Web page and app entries
--- --- ---

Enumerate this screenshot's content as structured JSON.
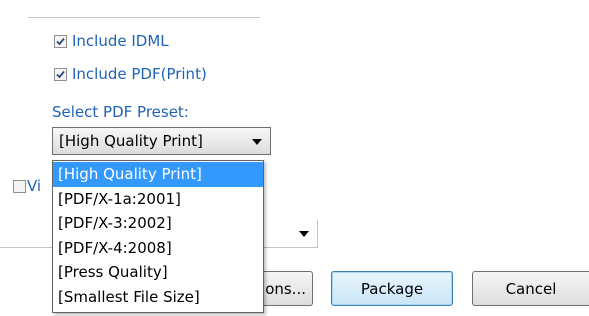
{
  "options": {
    "include_idml": {
      "label": "Include IDML",
      "checked": true
    },
    "include_pdf": {
      "label": "Include PDF(Print)",
      "checked": true
    },
    "preset_label": "Select PDF Preset:",
    "preset_value": "[High Quality Print]",
    "preset_options": [
      "[High Quality Print]",
      "[PDF/X-1a:2001]",
      "[PDF/X-3:2002]",
      "[PDF/X-4:2008]",
      "[Press Quality]",
      "[Smallest File Size]"
    ],
    "selected_option_index": 0,
    "view_report": {
      "label": "Vi",
      "checked": false
    }
  },
  "buttons": {
    "options_label": "ons...",
    "package_label": "Package",
    "cancel_label": "Cancel"
  },
  "colors": {
    "label_blue": "#1f63b5",
    "selection": "#3399ff"
  }
}
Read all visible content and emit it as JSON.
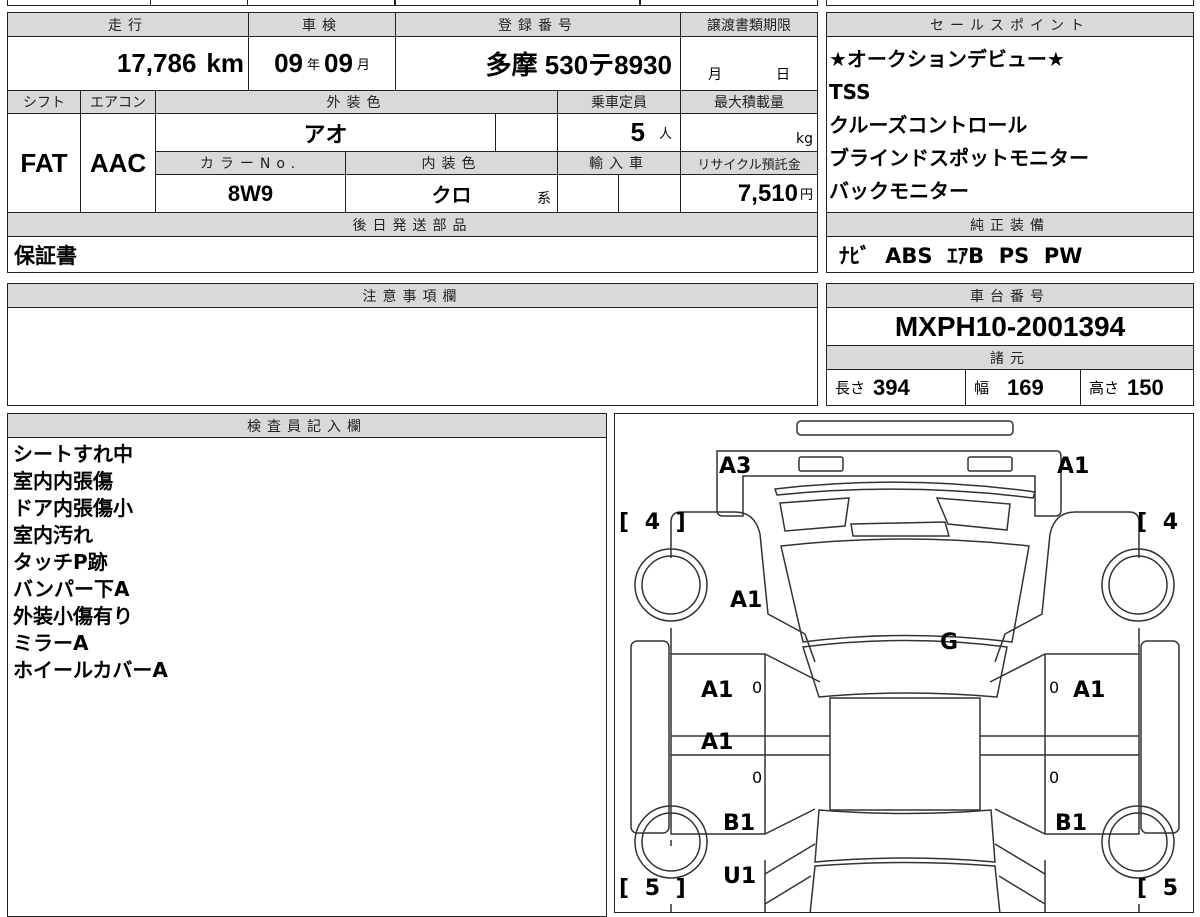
{
  "main": {
    "mileage": {
      "label": "走行",
      "value": "17,786",
      "unit": "km"
    },
    "inspection": {
      "label": "車検",
      "year": "09",
      "year_unit": "年",
      "month": "09",
      "month_unit": "月"
    },
    "registration": {
      "label": "登録番号",
      "value": "多摩 530テ8930"
    },
    "transfer_deadline": {
      "label": "譲渡書類期限",
      "month_unit": "月",
      "day_unit": "日"
    },
    "shift": {
      "label": "シフト",
      "value": "FAT"
    },
    "aircon": {
      "label": "エアコン",
      "value": "AAC"
    },
    "exterior_color": {
      "label": "外装色",
      "value": "アオ"
    },
    "capacity": {
      "label": "乗車定員",
      "value": "5",
      "unit": "人"
    },
    "max_load": {
      "label": "最大積載量",
      "unit": "kg"
    },
    "color_no": {
      "label": "カラーNo.",
      "value": "8W9"
    },
    "interior_color": {
      "label": "内装色",
      "value": "クロ",
      "suffix": "系"
    },
    "import": {
      "label": "輸入車"
    },
    "recycle": {
      "label": "リサイクル預託金",
      "value": "7,510",
      "unit": "円"
    },
    "later_parts": {
      "label": "後日発送部品",
      "value": "保証書"
    }
  },
  "sales_points": {
    "label": "セールスポイント",
    "items": [
      "★オークションデビュー★",
      "TSS",
      "クルーズコントロール",
      "ブラインドスポットモニター",
      "バックモニター"
    ]
  },
  "equipment": {
    "label": "純正装備",
    "value": "ﾅﾋﾞ  ABS  ｴｱB  PS  PW"
  },
  "notes": {
    "label": "注意事項欄"
  },
  "chassis": {
    "label": "車台番号",
    "value": "MXPH10-2001394"
  },
  "specs": {
    "label": "諸元",
    "length_label": "長さ",
    "length": "394",
    "width_label": "幅",
    "width": "169",
    "height_label": "高さ",
    "height": "150"
  },
  "inspector": {
    "label": "検査員記入欄",
    "items": [
      "シートすれ中",
      "室内内張傷",
      "ドア内張傷小",
      "室内汚れ",
      "タッチP跡",
      "バンパー下A",
      "外装小傷有り",
      "ミラーA",
      "ホイールカバーA"
    ]
  },
  "diagram": {
    "rear_left": "A3",
    "rear_right": "A1",
    "tread_front_left": "[ 4 ]",
    "tread_front_right": "[ 4 ]",
    "tread_rear_left": "[ 5 ]",
    "tread_rear_right": "[ 5 ]",
    "left_quarter": "A1",
    "glass": "G",
    "left_rear_door": "A1",
    "left_front_door": "A1",
    "right_rear_door": "A1",
    "left_fender": "B1",
    "right_fender": "B1",
    "front_bumper_left": "U1",
    "zero": "0"
  }
}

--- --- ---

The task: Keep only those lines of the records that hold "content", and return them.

Output for this exercise:
Enumerate this screenshot's content as structured JSON.
Read all visible content and emit it as JSON.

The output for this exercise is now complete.